Taylor showed the way in creating the simplest, least expensive lens free from astigmatism. And so, whenever you come across a vintage camera lens proudly labelled “Anastigmat,” the chances are good it’s a simple triplet design. Naturally, any decent lens with four or more elements will be anastigmatic too; but by then the marketing department will be off boasting about something else, like its speed or coverage.
As it happens, the triplet design is somewhat “brittle,” in the sense that it must be designed and manufactured to exacting tolerances to reach full potential. And even then, triplets can show some softness in the corners of the frame until stopped down to middle apertures.
So, If Three Are Good…
A decade later, Zeiss introduced a 4-element lens design called the Tessar—replacing Taylor’s single rear element with a cemented achromat. This incredibly successful design set the standard for affordable, highly-corrected lenses for the next three-quarters of a century. Virtually every lensmaker created their own version: the Leitz Elmar, Schneider Xenar, Yashica Yashinon, Agfa Solinar, and countless others. Then, newer 6-element formulations made fine lenses possible with unheard-of apertures, like f/2 or even wider.
So, where does this leave the lowly Anastigmat today? As a solution to an engineering problem, triplets have a certain thrilling elegance—if you’re a total geek about these things, like I am. But they will never be counted among the world’s elite optics, the ones boasting hyper-acute resolution from edge to edge.
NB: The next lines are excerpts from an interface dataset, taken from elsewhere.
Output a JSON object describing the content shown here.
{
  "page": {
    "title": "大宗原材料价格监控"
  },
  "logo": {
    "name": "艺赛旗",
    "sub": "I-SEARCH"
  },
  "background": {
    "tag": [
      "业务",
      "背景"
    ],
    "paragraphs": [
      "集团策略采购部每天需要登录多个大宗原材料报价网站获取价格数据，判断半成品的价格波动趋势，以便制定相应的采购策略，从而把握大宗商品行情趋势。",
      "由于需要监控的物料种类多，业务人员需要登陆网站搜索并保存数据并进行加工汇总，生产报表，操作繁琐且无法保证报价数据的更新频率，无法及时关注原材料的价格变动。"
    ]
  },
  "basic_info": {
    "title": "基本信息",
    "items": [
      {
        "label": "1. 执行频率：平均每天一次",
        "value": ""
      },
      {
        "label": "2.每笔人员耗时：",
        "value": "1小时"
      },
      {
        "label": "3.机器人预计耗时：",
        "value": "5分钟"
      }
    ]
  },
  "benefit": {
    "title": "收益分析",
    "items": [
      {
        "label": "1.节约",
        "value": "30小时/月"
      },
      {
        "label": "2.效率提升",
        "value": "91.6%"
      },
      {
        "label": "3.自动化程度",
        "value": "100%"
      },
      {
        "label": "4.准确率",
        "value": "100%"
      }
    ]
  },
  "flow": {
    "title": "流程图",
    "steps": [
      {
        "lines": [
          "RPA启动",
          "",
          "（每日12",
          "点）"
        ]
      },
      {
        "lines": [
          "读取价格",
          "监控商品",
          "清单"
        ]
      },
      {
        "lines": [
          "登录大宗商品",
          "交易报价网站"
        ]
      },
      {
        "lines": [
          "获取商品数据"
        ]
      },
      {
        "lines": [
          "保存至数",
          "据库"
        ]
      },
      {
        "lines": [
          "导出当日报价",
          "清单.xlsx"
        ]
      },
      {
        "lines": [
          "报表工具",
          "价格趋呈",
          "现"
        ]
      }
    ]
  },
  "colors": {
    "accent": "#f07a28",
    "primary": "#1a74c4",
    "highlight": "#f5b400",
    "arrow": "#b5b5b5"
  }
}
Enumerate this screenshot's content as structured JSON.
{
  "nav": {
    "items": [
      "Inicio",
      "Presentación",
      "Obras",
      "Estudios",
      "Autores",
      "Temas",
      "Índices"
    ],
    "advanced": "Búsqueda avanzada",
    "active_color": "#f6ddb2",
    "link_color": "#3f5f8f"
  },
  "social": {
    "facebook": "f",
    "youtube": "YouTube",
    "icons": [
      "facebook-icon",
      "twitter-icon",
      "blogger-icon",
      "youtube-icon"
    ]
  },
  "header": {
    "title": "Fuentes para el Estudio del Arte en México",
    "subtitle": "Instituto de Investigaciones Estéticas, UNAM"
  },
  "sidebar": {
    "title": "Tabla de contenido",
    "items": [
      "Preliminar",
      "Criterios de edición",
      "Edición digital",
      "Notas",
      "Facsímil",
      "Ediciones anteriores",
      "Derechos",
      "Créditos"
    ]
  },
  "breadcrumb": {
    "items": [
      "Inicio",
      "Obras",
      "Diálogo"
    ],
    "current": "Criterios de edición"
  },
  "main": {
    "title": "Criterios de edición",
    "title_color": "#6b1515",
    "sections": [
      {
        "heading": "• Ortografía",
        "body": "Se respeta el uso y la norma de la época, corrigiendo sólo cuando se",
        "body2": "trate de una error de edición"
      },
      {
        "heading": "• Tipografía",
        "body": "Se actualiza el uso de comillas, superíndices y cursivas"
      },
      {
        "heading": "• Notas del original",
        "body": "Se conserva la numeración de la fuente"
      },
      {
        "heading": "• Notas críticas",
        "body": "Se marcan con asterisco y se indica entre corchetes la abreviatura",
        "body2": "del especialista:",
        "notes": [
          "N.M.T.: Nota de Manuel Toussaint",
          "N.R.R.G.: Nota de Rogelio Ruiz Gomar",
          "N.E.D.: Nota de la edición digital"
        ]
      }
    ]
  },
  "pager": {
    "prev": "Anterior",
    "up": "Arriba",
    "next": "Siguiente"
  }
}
On the other hand, triplets are not nearly bad enough to rank as true “toy camera” lenses, giving clearly distressed, lo-fi imagery.
Yashica 44 image; triplet Yashikor lens
But in the past few weeks, I’ve been shooting with a nice Yashica 44 (a TLR taking 127 film), featuring a Yashikor triplet. And I’ve been unexpectedly delighted with the results. There’s no heavy-handed vignetting or blur. Yet there’s just a slightest touch of “old world” softness to the edges of the frame, which works nicely with some subjects. Stop down a bit further and the crispness comes back. Somehow the images have a certain warmth which agrees with me.
So, for a lens that’s not laughably blurry, yet not over-clinically sharp—sometimes an old triplet is just the thing you need.